America, the Innovative

January 22, 2016
“We choose to go to the moon in this decade and do the other things, not because they are easy, but because they are hard, because that goal will serve to organize and measure the best of our energies and skills, because that challenge is one that we are willing to accept, one we are unwilling to postpone, and one which we intend to win, and the others, too.”

-- President John F. Kennedy

September 12, 1962

Dear Friends,

On April 12, 1961, the Soviet Union launched Yuri Gagarin into space. His 108-minute orbital flight in his Vostok 1 spacecraft sent a message of strength and purpose to the world. President Kennedy served a searing rebuttal just one year later.

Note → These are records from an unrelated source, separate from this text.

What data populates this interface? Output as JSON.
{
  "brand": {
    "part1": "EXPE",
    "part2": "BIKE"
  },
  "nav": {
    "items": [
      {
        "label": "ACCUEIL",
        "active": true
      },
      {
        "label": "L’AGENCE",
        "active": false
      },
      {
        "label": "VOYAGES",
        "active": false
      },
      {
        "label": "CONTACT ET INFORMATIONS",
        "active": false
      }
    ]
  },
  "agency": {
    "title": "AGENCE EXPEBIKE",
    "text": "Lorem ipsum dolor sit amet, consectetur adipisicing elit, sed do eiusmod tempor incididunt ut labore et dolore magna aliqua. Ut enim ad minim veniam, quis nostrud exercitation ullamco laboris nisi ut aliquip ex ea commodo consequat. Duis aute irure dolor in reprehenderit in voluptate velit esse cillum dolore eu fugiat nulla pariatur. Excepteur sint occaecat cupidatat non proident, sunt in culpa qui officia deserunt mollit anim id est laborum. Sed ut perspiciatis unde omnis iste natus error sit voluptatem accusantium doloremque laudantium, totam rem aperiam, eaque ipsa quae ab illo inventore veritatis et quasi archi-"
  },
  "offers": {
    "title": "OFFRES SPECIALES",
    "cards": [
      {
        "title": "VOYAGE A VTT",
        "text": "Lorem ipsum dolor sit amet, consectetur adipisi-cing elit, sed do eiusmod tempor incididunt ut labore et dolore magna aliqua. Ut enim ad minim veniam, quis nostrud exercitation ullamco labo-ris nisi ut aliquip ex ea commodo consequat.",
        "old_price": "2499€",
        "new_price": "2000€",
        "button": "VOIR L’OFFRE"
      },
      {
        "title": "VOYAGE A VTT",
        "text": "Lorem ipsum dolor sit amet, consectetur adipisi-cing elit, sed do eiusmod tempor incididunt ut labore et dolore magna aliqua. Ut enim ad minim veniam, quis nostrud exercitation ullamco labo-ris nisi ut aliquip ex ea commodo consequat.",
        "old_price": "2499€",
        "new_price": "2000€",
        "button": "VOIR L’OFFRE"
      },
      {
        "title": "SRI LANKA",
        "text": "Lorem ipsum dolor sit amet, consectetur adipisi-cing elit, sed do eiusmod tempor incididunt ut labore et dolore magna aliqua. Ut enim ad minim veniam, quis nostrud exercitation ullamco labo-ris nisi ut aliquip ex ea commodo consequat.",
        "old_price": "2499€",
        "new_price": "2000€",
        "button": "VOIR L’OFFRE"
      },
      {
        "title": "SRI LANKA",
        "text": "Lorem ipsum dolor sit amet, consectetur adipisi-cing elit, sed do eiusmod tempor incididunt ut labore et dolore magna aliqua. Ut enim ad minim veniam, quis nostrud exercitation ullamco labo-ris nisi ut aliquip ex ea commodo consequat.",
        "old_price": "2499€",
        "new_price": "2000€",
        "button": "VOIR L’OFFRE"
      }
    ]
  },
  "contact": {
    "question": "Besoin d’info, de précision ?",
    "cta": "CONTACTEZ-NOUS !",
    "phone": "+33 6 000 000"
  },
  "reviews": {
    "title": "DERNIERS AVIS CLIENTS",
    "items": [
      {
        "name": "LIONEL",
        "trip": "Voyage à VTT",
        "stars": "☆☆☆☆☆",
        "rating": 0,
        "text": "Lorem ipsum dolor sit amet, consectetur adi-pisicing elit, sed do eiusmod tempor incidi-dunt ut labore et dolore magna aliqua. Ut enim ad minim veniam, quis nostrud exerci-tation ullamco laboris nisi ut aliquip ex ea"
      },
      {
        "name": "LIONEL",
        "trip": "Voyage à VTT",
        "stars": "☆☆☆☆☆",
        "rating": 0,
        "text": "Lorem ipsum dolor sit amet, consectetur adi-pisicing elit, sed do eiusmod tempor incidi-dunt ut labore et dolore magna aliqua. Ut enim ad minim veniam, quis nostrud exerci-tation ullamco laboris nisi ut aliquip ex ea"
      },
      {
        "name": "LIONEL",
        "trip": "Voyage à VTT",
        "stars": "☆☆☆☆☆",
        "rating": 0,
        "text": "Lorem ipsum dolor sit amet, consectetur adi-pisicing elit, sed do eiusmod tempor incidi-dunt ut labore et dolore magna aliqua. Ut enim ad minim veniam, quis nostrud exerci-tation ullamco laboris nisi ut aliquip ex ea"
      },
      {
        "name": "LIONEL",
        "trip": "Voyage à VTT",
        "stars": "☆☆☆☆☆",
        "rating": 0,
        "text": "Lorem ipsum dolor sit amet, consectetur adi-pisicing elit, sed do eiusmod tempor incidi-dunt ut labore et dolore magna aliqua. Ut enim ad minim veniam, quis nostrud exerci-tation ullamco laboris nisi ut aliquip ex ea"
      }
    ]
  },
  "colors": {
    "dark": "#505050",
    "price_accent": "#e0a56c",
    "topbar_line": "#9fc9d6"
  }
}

Kennedy’s vision for the U.S. to land on the moon inspired our country to be even more innovative, take bolder action, and be fearless in the face of challenge. We put a man on the moon in a decade, and it spurred a new technological age and a shift in the way we think. President Kennedy was ‘disruptive’ even before disruption became a cool buzzword in California and Silicon Valley.

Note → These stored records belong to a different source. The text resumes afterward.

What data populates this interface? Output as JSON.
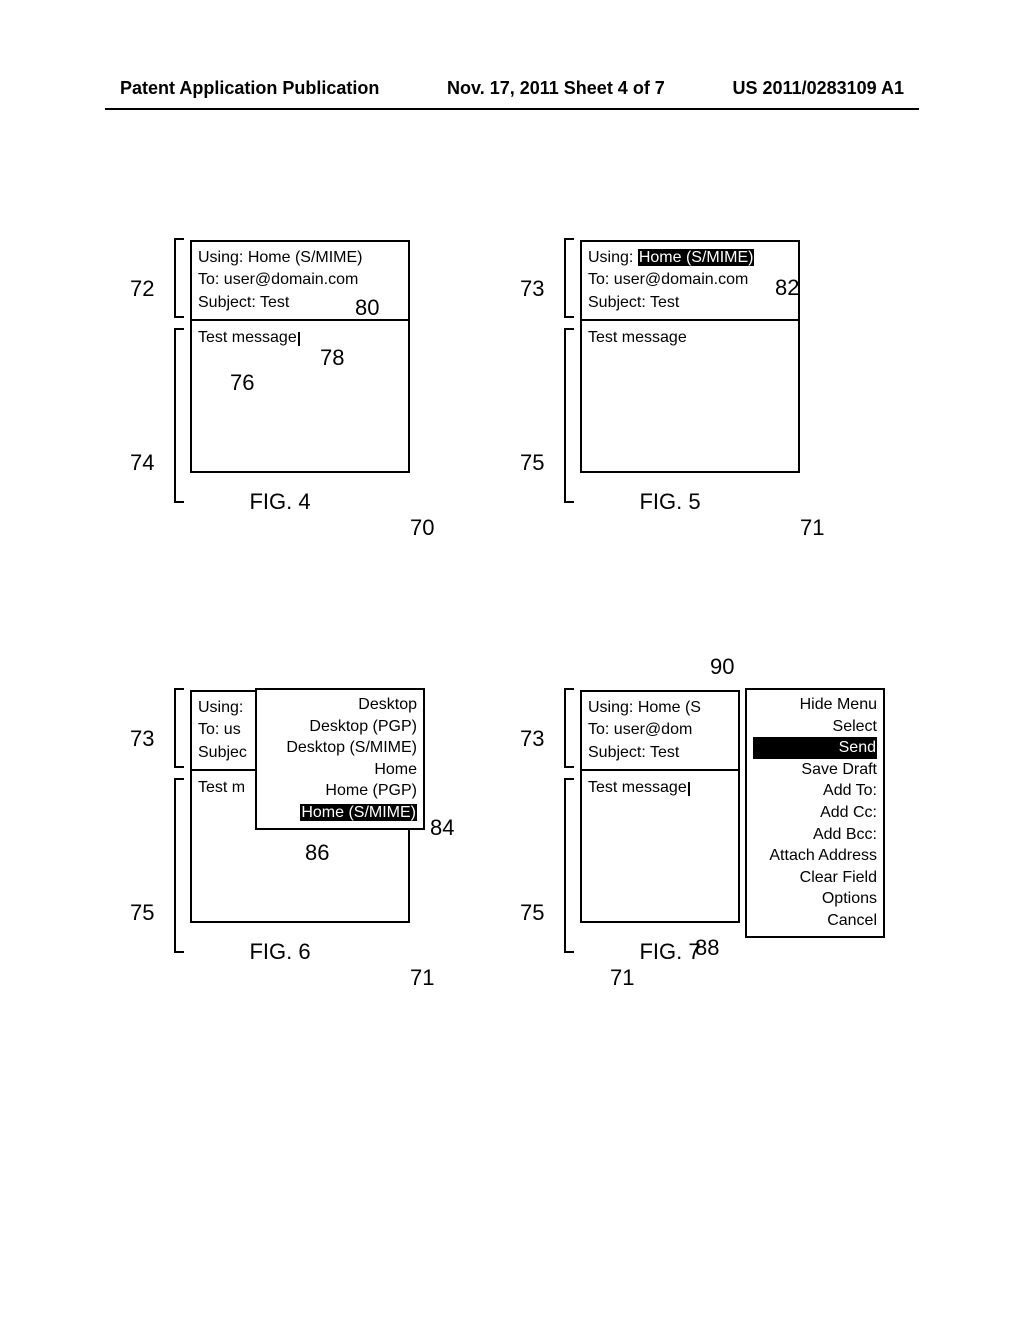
{
  "header": {
    "left": "Patent Application Publication",
    "mid": "Nov. 17, 2011  Sheet 4 of 7",
    "right": "US 2011/0283109 A1"
  },
  "fig4": {
    "label": "FIG. 4",
    "using_label": "Using:",
    "using_value": "Home (S/MIME)",
    "to_label": "To:",
    "to_value": "user@domain.com",
    "subject_label": "Subject:",
    "subject_value": "Test",
    "body": "Test message",
    "ref_72": "72",
    "ref_74": "74",
    "ref_70": "70",
    "ref_76": "76",
    "ref_78": "78",
    "ref_80": "80"
  },
  "fig5": {
    "label": "FIG. 5",
    "using_label": "Using:",
    "using_value": "Home (S/MIME)",
    "to_label": "To:",
    "to_value": "user@domain.com",
    "subject_label": "Subject:",
    "subject_value": "Test",
    "body": "Test message",
    "ref_73": "73",
    "ref_75": "75",
    "ref_71": "71",
    "ref_82": "82"
  },
  "fig6": {
    "label": "FIG. 6",
    "using_label": "Using:",
    "to_label": "To: us",
    "subject_label": "Subjec",
    "body": "Test m",
    "options": [
      "Desktop",
      "Desktop (PGP)",
      "Desktop (S/MIME)",
      "Home",
      "Home (PGP)",
      "Home (S/MIME)"
    ],
    "ref_73": "73",
    "ref_75": "75",
    "ref_71": "71",
    "ref_84": "84",
    "ref_86": "86"
  },
  "fig7": {
    "label": "FIG. 7",
    "using_label": "Using:",
    "using_value": "Home (S",
    "to_label": "To:",
    "to_value": "user@dom",
    "subject_label": "Subject:",
    "subject_value": "Test",
    "body": "Test message",
    "menu": [
      "Hide Menu",
      "Select",
      "Send",
      "Save Draft",
      "Add To:",
      "Add Cc:",
      "Add Bcc:",
      "Attach Address",
      "Clear Field",
      "Options",
      "Cancel"
    ],
    "ref_73": "73",
    "ref_75": "75",
    "ref_71": "71",
    "ref_88": "88",
    "ref_90": "90"
  }
}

As we look for ways to propel the next generation through the 21st century and beyond, President Kennedy’s mandate still resonates as a national mission statement. What he said was and remains a source of inspiration to me to shape innovative policies for our country.

On January 4th at the Computer History Museum in Mountain View, I had the honor of hosting the 76th Secretary of the U.S. Treasury Jack Lew for a policy forum on innovation. Joined by Democratic Leader Nancy Pelosi, members of the Bay Area congressional delegation, academicians, locally elected officials, entrepreneurs and other thought leaders, I announced that I will undertake the development of an Innovation Agenda 2.0. I invite you to watch this launch.

View Launch of Innovation Agenda 2.0

You may recall the work developed a decade ago when a roundtable of thought leaders gathered at Stanford University to develop an Innovation Agenda for our country. The roundtables continued with meetings in every region of our country, and yielded something big. Congress listened and acted by introducing The Innovation Agenda: A Commitment to Competitiveness to Keep America #1.

Over the past decade we’ve made important progress on this commitment. We opened new markets for American products, we enhanced opportunities for students by extending STEM education, and we established a new office to nurture innovation in energy research called ARPA-E. Policies in the original Innovation Agenda have also expanded the deployment of broadband, helped increase solar electricity generation more than 20-fold, and tripled electricity from wind.

But our world continues to change and so must we to shape our collective future. Some statistics help to paint a picture of the state of our innovation economy, where we’re lacking, and where we can excel.

  • In the President’s most recent State of the Union he reported that 14 million American jobs have been added in the private sector since he took office, but we have to continue to look for ways to create opportunity for those jobless Americans who cannot find jobs, and train those to fill the job opportunities that are not being filled.

  • According to the White House, America has approximately 5 million open jobs today, more than at any point since 2001. More than half a million of those job openings are in IT fields like software development, network administration, and cybersecurity—many of which did not even exist just a decade ago.

  • The average salary in a job that requires IT skills – whether in manufacturing, advertising, retail or banking – is 50 percent higher than the average private-sector American job.

  • The United States ranks 5th in the 2015 Global Innovation Index (based on a series of indicators) behind Switzerland, the UK, Sweden and the Netherlands. We should be #1.

  • Investment in R&D spurs economic growth. A one percent increase in R&D spending grows the economy by 0.61 percent, according to an Information Technology and Innovation Foundation (ITIF) report.

  • One of every 8 American patent applications comes from Silicon Valley, according to the U.S. Patent Office, yet patent trolls continue to ravage private R&D investment.

  • According to the Federal Communications Commission, 34 million Americans, or approximately 10 percent of our country, still lack access to fixed broadband at speeds necessary to leverage today’s online services.

Taken together, these facts require us to act. The U.S. needs to double down. Sustaining our successes and adding to them requires a collaborative effort by all of us. It’s time we in Washington pursue this with another Innovation Agenda … this time 2.0, and it’s just what I plan to do. Stay tuned!

All my best,

Anna G. Eshoo

Member of Congress